**Exercise:** In the entries that follow, find every line containing "content" and copy it.

**Data provided:**
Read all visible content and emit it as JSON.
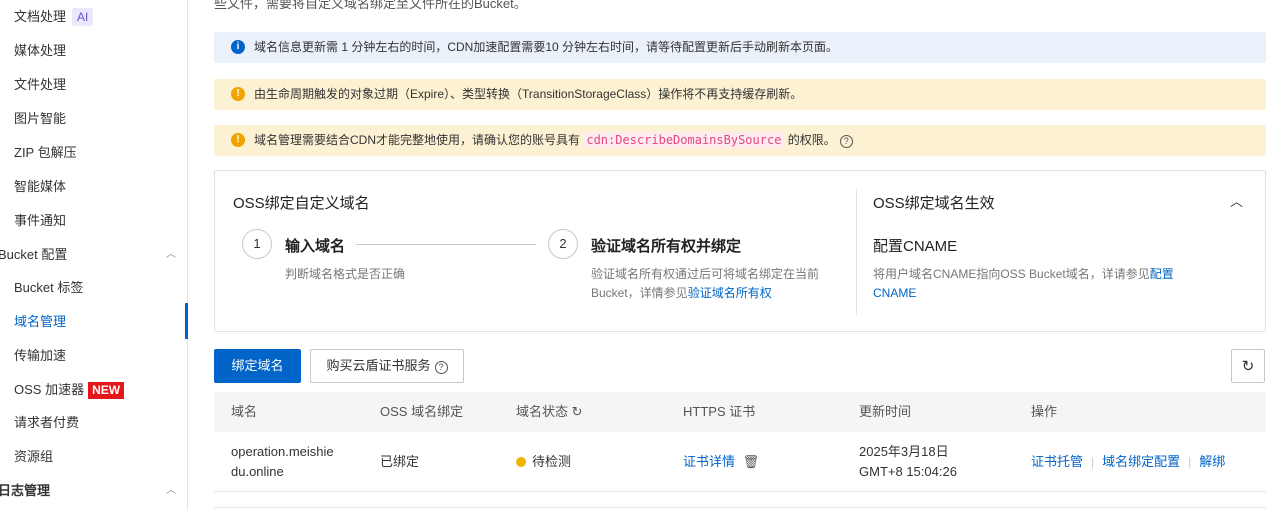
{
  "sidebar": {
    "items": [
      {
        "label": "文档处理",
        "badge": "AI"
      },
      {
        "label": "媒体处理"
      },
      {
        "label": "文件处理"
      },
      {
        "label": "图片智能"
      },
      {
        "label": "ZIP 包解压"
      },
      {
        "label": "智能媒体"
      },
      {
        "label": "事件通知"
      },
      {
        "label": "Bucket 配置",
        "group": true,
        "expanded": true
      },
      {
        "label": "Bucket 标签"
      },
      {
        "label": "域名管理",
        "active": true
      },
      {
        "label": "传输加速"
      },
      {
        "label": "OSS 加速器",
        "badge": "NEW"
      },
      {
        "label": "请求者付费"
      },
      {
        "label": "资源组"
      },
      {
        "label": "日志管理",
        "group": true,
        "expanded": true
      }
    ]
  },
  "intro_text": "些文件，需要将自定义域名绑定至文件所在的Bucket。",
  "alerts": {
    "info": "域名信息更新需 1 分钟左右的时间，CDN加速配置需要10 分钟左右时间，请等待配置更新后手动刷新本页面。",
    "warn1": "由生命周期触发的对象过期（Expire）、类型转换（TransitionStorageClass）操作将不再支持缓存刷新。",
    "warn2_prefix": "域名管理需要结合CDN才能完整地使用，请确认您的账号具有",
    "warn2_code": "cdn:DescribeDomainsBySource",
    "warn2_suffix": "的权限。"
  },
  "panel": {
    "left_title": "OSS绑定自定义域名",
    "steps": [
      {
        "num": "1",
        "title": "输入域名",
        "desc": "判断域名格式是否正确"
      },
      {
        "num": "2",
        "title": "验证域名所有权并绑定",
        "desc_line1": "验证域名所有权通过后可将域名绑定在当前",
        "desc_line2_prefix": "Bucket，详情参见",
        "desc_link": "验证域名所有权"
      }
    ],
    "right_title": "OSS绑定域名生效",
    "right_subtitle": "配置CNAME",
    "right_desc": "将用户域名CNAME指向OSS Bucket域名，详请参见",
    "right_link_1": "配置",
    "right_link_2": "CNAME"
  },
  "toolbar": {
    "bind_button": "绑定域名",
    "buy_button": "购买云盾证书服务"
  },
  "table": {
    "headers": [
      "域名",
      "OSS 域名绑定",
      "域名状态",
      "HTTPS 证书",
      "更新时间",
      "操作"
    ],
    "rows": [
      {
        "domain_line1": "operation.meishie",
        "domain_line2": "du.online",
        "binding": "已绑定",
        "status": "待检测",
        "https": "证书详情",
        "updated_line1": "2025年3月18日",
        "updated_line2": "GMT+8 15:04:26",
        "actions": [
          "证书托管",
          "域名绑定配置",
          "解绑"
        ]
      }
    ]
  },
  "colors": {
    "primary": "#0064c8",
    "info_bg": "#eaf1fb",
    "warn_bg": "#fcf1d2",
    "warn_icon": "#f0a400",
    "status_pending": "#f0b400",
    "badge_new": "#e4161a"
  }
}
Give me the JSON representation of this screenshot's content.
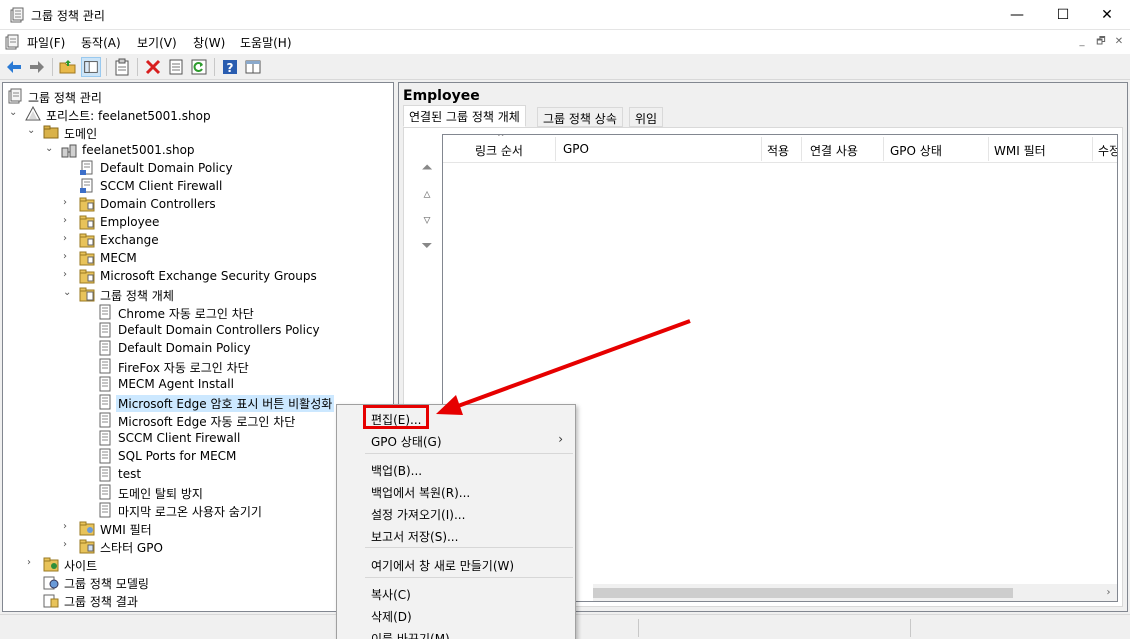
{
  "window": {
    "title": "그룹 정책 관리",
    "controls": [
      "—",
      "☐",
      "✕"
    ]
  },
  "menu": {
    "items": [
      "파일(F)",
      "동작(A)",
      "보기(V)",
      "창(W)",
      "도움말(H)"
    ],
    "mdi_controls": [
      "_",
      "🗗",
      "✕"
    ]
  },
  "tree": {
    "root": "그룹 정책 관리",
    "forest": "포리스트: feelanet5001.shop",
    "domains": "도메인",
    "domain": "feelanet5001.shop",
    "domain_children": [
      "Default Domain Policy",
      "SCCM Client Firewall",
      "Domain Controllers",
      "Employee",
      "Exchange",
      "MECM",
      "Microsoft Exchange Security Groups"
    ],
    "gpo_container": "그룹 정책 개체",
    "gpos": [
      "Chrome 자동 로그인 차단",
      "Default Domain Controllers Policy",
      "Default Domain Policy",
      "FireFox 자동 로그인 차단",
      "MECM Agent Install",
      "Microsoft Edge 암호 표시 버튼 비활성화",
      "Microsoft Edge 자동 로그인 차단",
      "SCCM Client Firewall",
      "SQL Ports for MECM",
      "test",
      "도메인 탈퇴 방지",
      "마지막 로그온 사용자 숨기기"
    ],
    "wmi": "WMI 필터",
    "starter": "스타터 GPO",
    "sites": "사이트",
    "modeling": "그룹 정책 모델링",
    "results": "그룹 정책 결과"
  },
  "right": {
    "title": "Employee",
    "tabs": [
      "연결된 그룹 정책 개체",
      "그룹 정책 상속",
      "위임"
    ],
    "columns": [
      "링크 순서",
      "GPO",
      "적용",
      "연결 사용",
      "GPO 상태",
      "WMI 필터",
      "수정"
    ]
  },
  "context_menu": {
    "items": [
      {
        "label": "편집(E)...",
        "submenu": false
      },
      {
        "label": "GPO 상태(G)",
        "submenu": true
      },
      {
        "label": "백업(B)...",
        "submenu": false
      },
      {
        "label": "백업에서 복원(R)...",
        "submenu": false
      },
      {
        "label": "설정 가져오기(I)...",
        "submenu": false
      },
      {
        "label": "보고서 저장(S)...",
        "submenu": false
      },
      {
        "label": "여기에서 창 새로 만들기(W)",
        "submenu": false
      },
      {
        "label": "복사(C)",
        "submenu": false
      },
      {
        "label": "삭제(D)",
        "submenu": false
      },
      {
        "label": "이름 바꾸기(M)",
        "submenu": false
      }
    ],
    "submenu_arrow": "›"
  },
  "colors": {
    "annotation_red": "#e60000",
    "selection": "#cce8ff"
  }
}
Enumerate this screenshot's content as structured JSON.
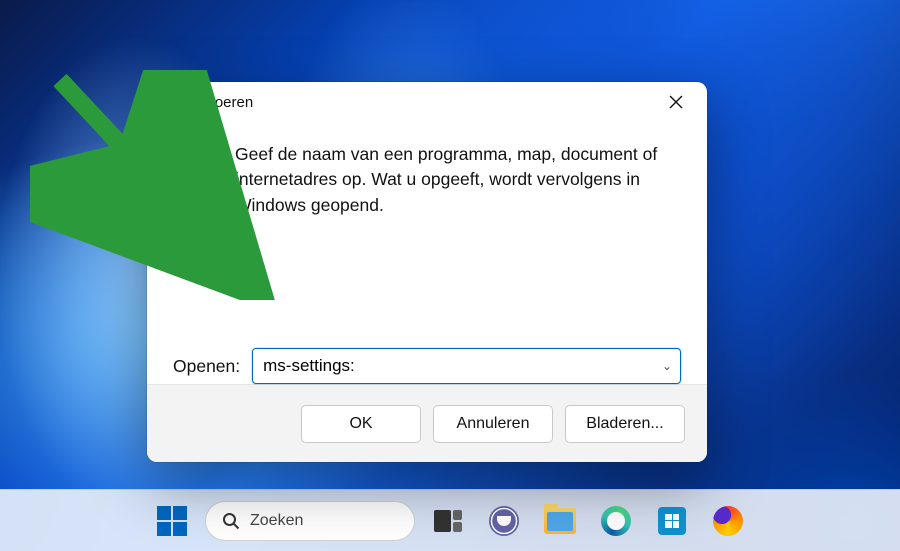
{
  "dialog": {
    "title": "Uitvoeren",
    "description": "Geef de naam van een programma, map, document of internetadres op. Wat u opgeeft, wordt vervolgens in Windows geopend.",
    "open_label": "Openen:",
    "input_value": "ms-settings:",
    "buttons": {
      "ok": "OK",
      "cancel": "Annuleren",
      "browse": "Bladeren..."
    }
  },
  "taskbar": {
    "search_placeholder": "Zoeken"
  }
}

**Output:**
Read all visible content and emit it as JSON.
Give me the JSON representation of this screenshot's content.
Enumerate this screenshot's content as structured JSON.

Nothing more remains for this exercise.